**Task directions:**
Give all of the data again exactly as written, omitting every image.

[Opening Exercise data section]

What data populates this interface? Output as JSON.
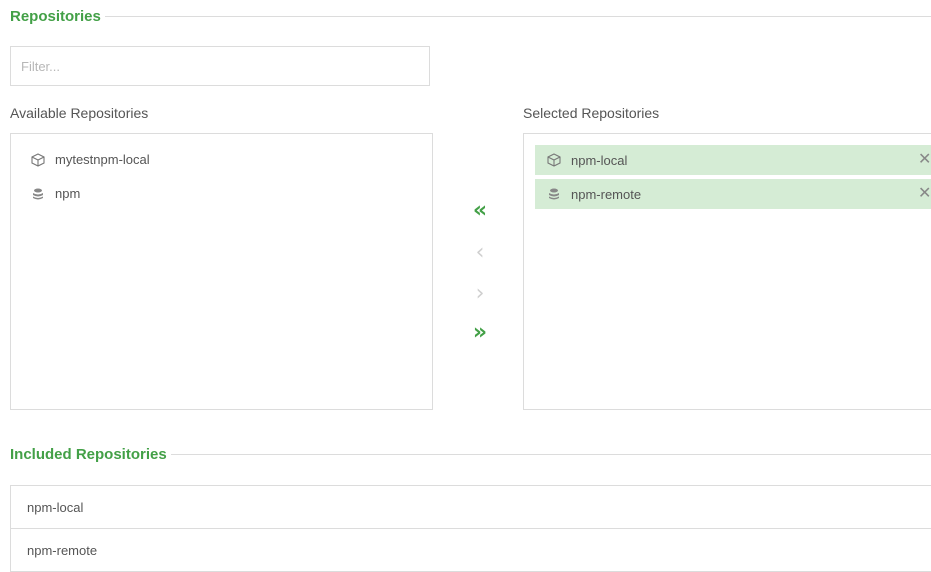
{
  "repositories_section": {
    "title": "Repositories",
    "filter": {
      "placeholder": "Filter...",
      "value": ""
    }
  },
  "available": {
    "label": "Available Repositories",
    "items": [
      {
        "name": "mytestnpm-local",
        "icon": "cube-icon"
      },
      {
        "name": "npm",
        "icon": "stack-icon"
      }
    ]
  },
  "selected": {
    "label": "Selected Repositories",
    "items": [
      {
        "name": "npm-local",
        "icon": "cube-icon",
        "remove_glyph": "✕"
      },
      {
        "name": "npm-remote",
        "icon": "stack-icon",
        "remove_glyph": "✕"
      }
    ],
    "highlight_color": "#d5ecd5"
  },
  "transfer_buttons": {
    "add_all": "«",
    "add_one": "‹",
    "remove_one": "›",
    "remove_all": "»"
  },
  "included_section": {
    "title": "Included Repositories",
    "rows": [
      "npm-local",
      "npm-remote"
    ]
  },
  "colors": {
    "accent": "#43a047",
    "border": "#dcdcdc",
    "text": "#555555"
  }
}
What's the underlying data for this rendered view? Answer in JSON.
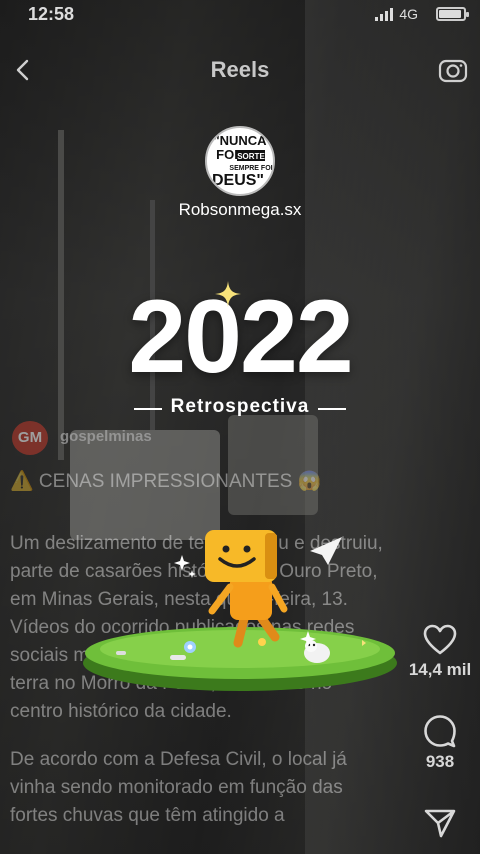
{
  "status": {
    "time": "12:58",
    "network": "4G",
    "signal_bars": 4,
    "battery_level": 0.85
  },
  "header": {
    "title": "Reels",
    "back_icon": "chevron-left-icon",
    "camera_icon": "camera-icon"
  },
  "profile": {
    "logo_text": {
      "line1": "\"NUNCA",
      "line2": "FOI",
      "line2b": "SORTE",
      "line3": "SEMPRE FOI",
      "line4": "DEUS\""
    },
    "username": "Robsonmega.sx"
  },
  "overlay": {
    "year": "2022",
    "subtitle": "Retrospectiva"
  },
  "post": {
    "avatar_text": "GM",
    "account": "gospelminas",
    "headline": "⚠️ CENAS IMPRESSIONANTES 😱",
    "paragraph1": "Um deslizamento de terra atingiu e destruiu, parte de casarões históricos de Ouro Preto, em Minas Gerais, nesta quinta-feira, 13. Vídeos do ocorrido publicados nas redes sociais mostram a força do deslizamento de terra no Morro da Forca, localizado no centro histórico da cidade.",
    "paragraph2": "De acordo com a Defesa Civil, o local já vinha sendo monitorado em função das fortes chuvas que têm atingido a"
  },
  "rail": {
    "likes": "14,4 mil",
    "comments": "938",
    "like_icon": "heart-icon",
    "comment_icon": "comment-icon",
    "share_icon": "send-icon"
  }
}
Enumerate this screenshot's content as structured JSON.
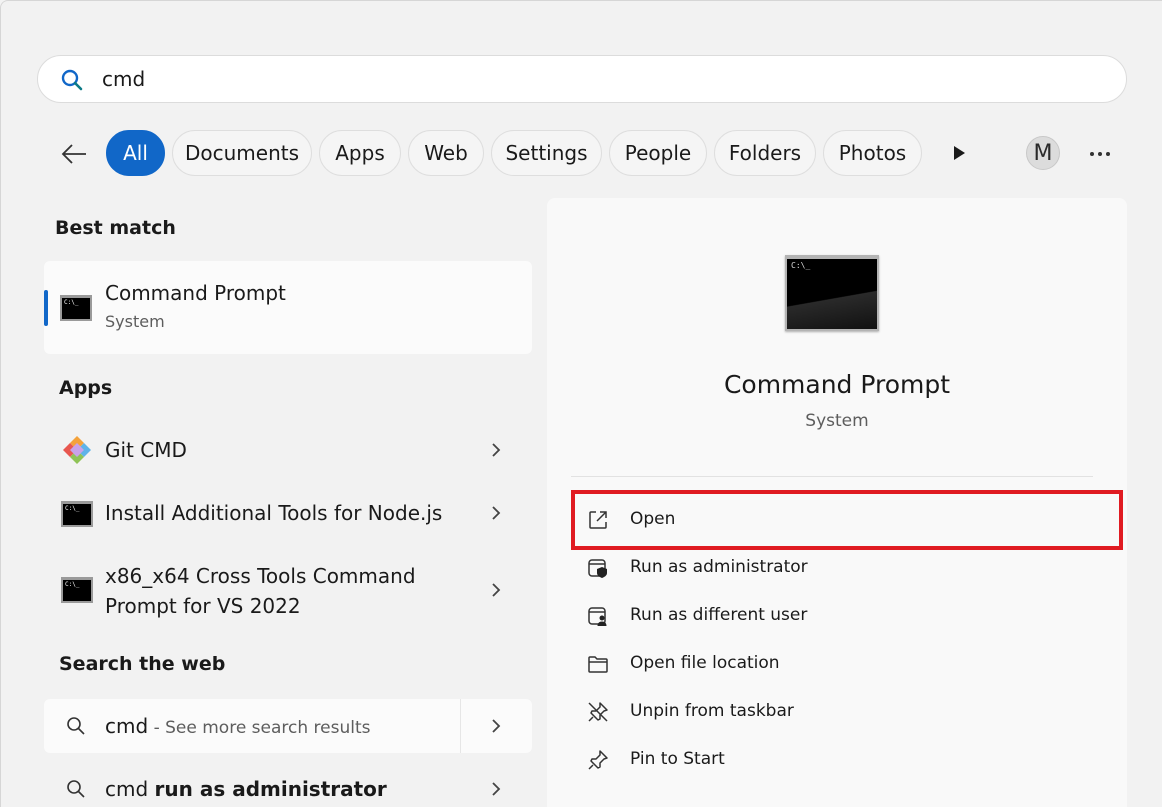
{
  "search": {
    "query": "cmd"
  },
  "filters": [
    "All",
    "Documents",
    "Apps",
    "Web",
    "Settings",
    "People",
    "Folders",
    "Photos"
  ],
  "avatar_initial": "M",
  "sections": {
    "best_match": "Best match",
    "apps": "Apps",
    "search_web": "Search the web"
  },
  "best_match": {
    "title": "Command Prompt",
    "subtitle": "System"
  },
  "apps": [
    {
      "title": "Git CMD"
    },
    {
      "title": "Install Additional Tools for Node.js"
    },
    {
      "title_line1": "x86_x64 Cross Tools Command",
      "title_line2": "Prompt for VS 2022"
    }
  ],
  "web_results": [
    {
      "term": "cmd",
      "hint": " - See more search results"
    },
    {
      "term": "cmd ",
      "bold": "run as administrator"
    }
  ],
  "detail": {
    "title": "Command Prompt",
    "subtitle": "System",
    "icon_text": "C:\\_",
    "actions": [
      {
        "label": "Open",
        "icon": "open-external-icon"
      },
      {
        "label": "Run as administrator",
        "icon": "shield-admin-icon"
      },
      {
        "label": "Run as different user",
        "icon": "user-switch-icon"
      },
      {
        "label": "Open file location",
        "icon": "folder-icon"
      },
      {
        "label": "Unpin from taskbar",
        "icon": "unpin-icon"
      },
      {
        "label": "Pin to Start",
        "icon": "pin-icon"
      }
    ]
  },
  "colors": {
    "accent": "#1167c8",
    "highlight": "#e01b22"
  }
}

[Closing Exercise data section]

**Answer to this exercise:**
What data populates this interface? Output as JSON.
{
  "repositories_section": {
    "title": "Repositories",
    "filter": {
      "placeholder": "Filter...",
      "value": ""
    }
  },
  "available": {
    "label": "Available Repositories",
    "items": [
      {
        "name": "mytestnpm-local",
        "icon": "cube-icon"
      },
      {
        "name": "npm",
        "icon": "stack-icon"
      }
    ]
  },
  "selected": {
    "label": "Selected Repositories",
    "items": [
      {
        "name": "npm-local",
        "icon": "cube-icon",
        "remove_glyph": "✕"
      },
      {
        "name": "npm-remote",
        "icon": "stack-icon",
        "remove_glyph": "✕"
      }
    ],
    "highlight_color": "#d5ecd5"
  },
  "transfer_buttons": {
    "add_all": "«",
    "add_one": "‹",
    "remove_one": "›",
    "remove_all": "»"
  },
  "included_section": {
    "title": "Included Repositories",
    "rows": [
      "npm-local",
      "npm-remote"
    ]
  },
  "colors": {
    "accent": "#43a047",
    "border": "#dcdcdc",
    "text": "#555555"
  }
}
What's the underlying data for this rendered view? Answer in JSON.
{
  "status": {
    "time": "12:58",
    "network": "4G",
    "signal_bars": 4,
    "battery_level": 0.85
  },
  "header": {
    "title": "Reels",
    "back_icon": "chevron-left-icon",
    "camera_icon": "camera-icon"
  },
  "profile": {
    "logo_text": {
      "line1": "\"NUNCA",
      "line2": "FOI",
      "line2b": "SORTE",
      "line3": "SEMPRE FOI",
      "line4": "DEUS\""
    },
    "username": "Robsonmega.sx"
  },
  "overlay": {
    "year": "2022",
    "subtitle": "Retrospectiva"
  },
  "post": {
    "avatar_text": "GM",
    "account": "gospelminas",
    "headline": "⚠️ CENAS IMPRESSIONANTES 😱",
    "paragraph1": "Um deslizamento de terra atingiu e destruiu, parte de casarões históricos de Ouro Preto, em Minas Gerais, nesta quinta-feira, 13. Vídeos do ocorrido publicados nas redes sociais mostram a força do deslizamento de terra no Morro da Forca, localizado no centro histórico da cidade.",
    "paragraph2": "De acordo com a Defesa Civil, o local já vinha sendo monitorado em função das fortes chuvas que têm atingido a"
  },
  "rail": {
    "likes": "14,4 mil",
    "comments": "938",
    "like_icon": "heart-icon",
    "comment_icon": "comment-icon",
    "share_icon": "send-icon"
  }
}
Enumerate this screenshot's content as structured JSON.
{
  "search": {
    "query": "cmd"
  },
  "filters": [
    "All",
    "Documents",
    "Apps",
    "Web",
    "Settings",
    "People",
    "Folders",
    "Photos"
  ],
  "avatar_initial": "M",
  "sections": {
    "best_match": "Best match",
    "apps": "Apps",
    "search_web": "Search the web"
  },
  "best_match": {
    "title": "Command Prompt",
    "subtitle": "System"
  },
  "apps": [
    {
      "title": "Git CMD"
    },
    {
      "title": "Install Additional Tools for Node.js"
    },
    {
      "title_line1": "x86_x64 Cross Tools Command",
      "title_line2": "Prompt for VS 2022"
    }
  ],
  "web_results": [
    {
      "term": "cmd",
      "hint": " - See more search results"
    },
    {
      "term": "cmd ",
      "bold": "run as administrator"
    }
  ],
  "detail": {
    "title": "Command Prompt",
    "subtitle": "System",
    "icon_text": "C:\\_",
    "actions": [
      {
        "label": "Open",
        "icon": "open-external-icon"
      },
      {
        "label": "Run as administrator",
        "icon": "shield-admin-icon"
      },
      {
        "label": "Run as different user",
        "icon": "user-switch-icon"
      },
      {
        "label": "Open file location",
        "icon": "folder-icon"
      },
      {
        "label": "Unpin from taskbar",
        "icon": "unpin-icon"
      },
      {
        "label": "Pin to Start",
        "icon": "pin-icon"
      }
    ]
  },
  "colors": {
    "accent": "#1167c8",
    "highlight": "#e01b22"
  }
}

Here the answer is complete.